Missing someone is the easy part about grieving; it’s a natural process that requires no effort on anyone’s behalf other than inhaling and exhaling.  The difficult aspect is acknowledging future days will never be the same again and that realization is a bitter pill to swallow. Every facet of life is rearranged, altered, or eliminated from the moment our loved one ceases to breathe, and despite the bucket of tears nothing will ever be the same again. Soon after Erin’s passing it was discovered that trips to the grocery store, walks in the park, work schedule, house decorating, social events, etc were all accomplished in a different manner. It’s a very somber thought knowing my remaining days on earth are permanently transformed and never ever will life measure up to the glorious days of the past 12 years.
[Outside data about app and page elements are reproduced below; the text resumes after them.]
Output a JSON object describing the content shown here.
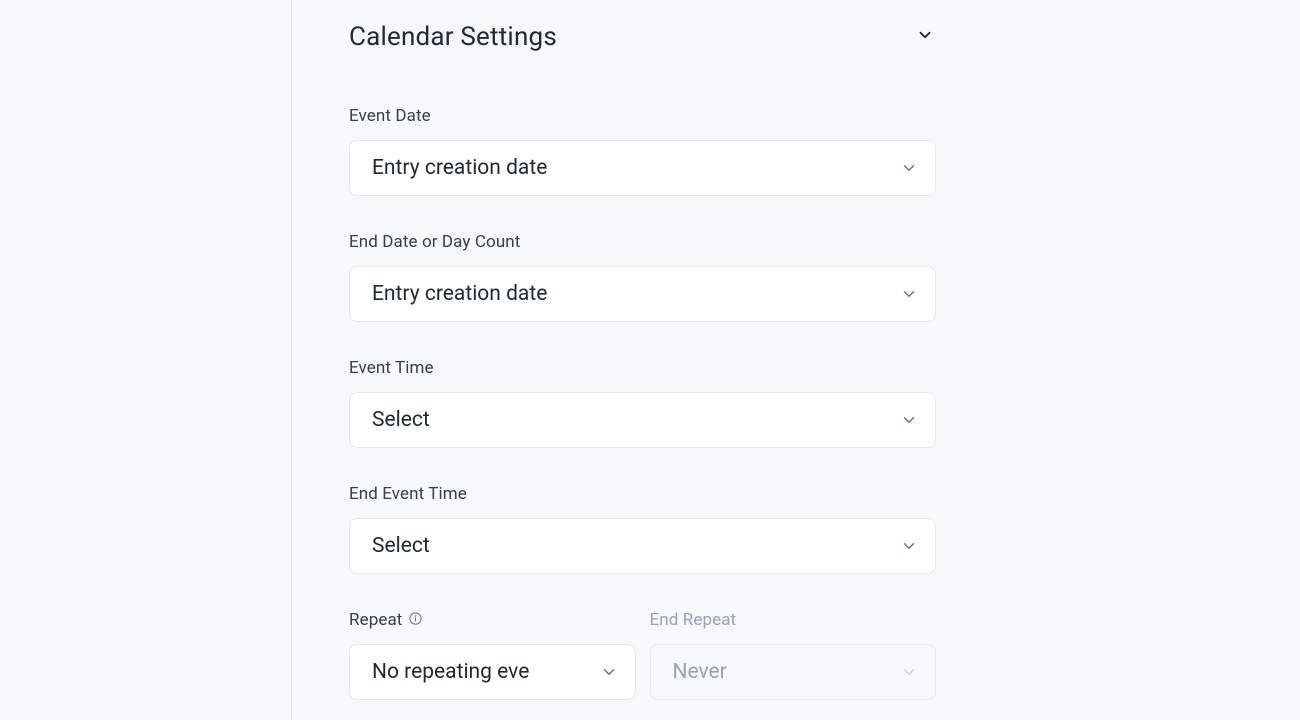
{
  "section": {
    "title": "Calendar Settings"
  },
  "fields": {
    "event_date": {
      "label": "Event Date",
      "value": "Entry creation date"
    },
    "end_date": {
      "label": "End Date or Day Count",
      "value": "Entry creation date"
    },
    "event_time": {
      "label": "Event Time",
      "value": "Select"
    },
    "end_event_time": {
      "label": "End Event Time",
      "value": "Select"
    },
    "repeat": {
      "label": "Repeat",
      "value": "No repeating eve"
    },
    "end_repeat": {
      "label": "End Repeat",
      "value": "Never"
    }
  }
}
It’s irrelevant if you are ready or not for the train barreling down the track as the brakes are off and the sorrow locomotive is heading in your direction. When the time arrives, there will be no denying the fact you’re in a grieving state but the larger issue will be whether the engulfing sadness is accepted or flatly rebuffed. This decision will have a major impact upon recovery time as eventually all must be broken upon the rocks of agony and only then can the body truly begin to repair itself. As for me, it was a decision in which there was no alternative as I was going to mourn Erin with the intensity and duration that was befitting for such a loving loyal friend.
I was never going to be one of those folks who lost a friend and put on a stoic face while pretending life hadn’t changed one iota as I was certainly going to mourn the creature that had given so much to me. How anyone can suffer a deep emotional loss while not mourning for the deceased is unthinkable to me but I guess people are wired differently and they can conceal the pain in a little corner of the mind. Eventually though, that box of unresolved emotions will open and those grief issues will tumble out in a messier state than before. I’ve found that in facing this directly instead of burying my head in the sand as former friends suggested was the best thing I could have done, thus there will be no lingering feelings of guilt in my heart.    
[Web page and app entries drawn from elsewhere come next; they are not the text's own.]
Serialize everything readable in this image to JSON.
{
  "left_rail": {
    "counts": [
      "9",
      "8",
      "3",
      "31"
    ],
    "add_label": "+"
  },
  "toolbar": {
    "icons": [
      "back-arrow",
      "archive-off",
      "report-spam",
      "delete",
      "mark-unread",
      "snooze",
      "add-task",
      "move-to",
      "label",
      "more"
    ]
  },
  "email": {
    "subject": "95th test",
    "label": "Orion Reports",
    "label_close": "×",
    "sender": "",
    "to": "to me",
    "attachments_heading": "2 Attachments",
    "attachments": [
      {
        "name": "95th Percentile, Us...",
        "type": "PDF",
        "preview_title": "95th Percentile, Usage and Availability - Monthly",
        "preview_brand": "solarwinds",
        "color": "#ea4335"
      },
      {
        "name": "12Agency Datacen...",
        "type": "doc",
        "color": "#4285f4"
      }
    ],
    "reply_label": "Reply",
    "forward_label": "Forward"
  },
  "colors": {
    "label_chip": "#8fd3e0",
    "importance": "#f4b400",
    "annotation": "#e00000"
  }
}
If I had to suffer through a thousand deaths of Erin, a thousand occurrences of sorrow would overtake me as my love for my beloved friend will never be trivialized or diminished. The manner in which I have mourned the passing of my angel has always been respectful and with the intention of exalting my beloved friend. If there’s anything I was born to do, it was to be Erin’s loyal friend and spread word of her exploits as world traveler, therapy dog, church attendee, and stage dog: she was certainly a special dog and is missed by many. As the days pass, my tears become less frequent as joyful memories begin to erase the pain and in time, I expect to have nothing but fond recollections but until that day, please allow me to shed a tear for my departed angel.
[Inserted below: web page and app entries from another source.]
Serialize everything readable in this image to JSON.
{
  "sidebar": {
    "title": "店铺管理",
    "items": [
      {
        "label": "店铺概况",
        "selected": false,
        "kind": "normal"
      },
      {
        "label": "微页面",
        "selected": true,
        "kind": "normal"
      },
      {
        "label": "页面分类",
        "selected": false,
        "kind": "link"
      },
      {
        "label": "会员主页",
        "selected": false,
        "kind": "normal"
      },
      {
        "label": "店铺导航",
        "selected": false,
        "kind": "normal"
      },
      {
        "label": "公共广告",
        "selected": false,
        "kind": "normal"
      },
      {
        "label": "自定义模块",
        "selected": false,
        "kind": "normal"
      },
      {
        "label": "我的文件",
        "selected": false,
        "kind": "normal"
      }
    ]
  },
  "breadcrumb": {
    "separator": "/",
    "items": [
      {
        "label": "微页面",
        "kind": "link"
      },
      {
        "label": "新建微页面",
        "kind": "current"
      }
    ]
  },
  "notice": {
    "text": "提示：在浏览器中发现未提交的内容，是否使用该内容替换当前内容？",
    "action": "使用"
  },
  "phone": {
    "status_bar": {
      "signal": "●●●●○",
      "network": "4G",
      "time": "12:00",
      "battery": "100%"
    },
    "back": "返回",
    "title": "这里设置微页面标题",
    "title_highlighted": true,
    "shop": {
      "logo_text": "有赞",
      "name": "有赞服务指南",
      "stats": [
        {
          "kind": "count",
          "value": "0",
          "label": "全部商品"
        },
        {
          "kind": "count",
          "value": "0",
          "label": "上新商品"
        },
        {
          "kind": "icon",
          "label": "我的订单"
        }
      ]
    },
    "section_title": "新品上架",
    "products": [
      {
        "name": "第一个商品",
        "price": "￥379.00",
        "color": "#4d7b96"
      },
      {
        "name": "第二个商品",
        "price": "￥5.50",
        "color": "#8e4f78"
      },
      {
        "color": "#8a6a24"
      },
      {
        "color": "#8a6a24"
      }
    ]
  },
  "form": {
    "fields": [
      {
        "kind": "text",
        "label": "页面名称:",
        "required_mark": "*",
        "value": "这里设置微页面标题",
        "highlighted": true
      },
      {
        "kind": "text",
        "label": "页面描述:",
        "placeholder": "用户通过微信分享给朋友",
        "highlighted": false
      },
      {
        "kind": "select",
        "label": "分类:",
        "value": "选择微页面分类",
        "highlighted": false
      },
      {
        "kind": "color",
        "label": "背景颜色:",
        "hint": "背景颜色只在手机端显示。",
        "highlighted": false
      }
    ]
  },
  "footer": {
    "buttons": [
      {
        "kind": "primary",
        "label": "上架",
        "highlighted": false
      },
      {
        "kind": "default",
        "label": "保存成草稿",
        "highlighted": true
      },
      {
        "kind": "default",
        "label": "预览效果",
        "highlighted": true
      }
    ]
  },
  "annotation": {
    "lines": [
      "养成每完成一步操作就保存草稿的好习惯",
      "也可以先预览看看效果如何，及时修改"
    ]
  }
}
“When we lose one we love, our bitterest tears are called forth by the memory of hours when we loved not enough.” ~  Maurice Maeterlinck


  1. Crying is good for the soul, David but to an extent. We all have loved and lost some near and dear one in our lives, we miss them, cry and then smile thinking about the good times shared. I last my father last Jan on my birthday, can't tell you how miserable I still feel, but I smile and laugh even. Some-days I cry my heart out, this is the saddest truth of life. Death.

  2. Sorry about the loss of your father,I understand the pain of losing a parent. The grief is easing but I expect to feel a huge void in my heart for the rest of my life, she meant everything to me. You are right about death being the sad truth of true. Thanks for your comment!!


Note: Only a member of this blog may post a comment.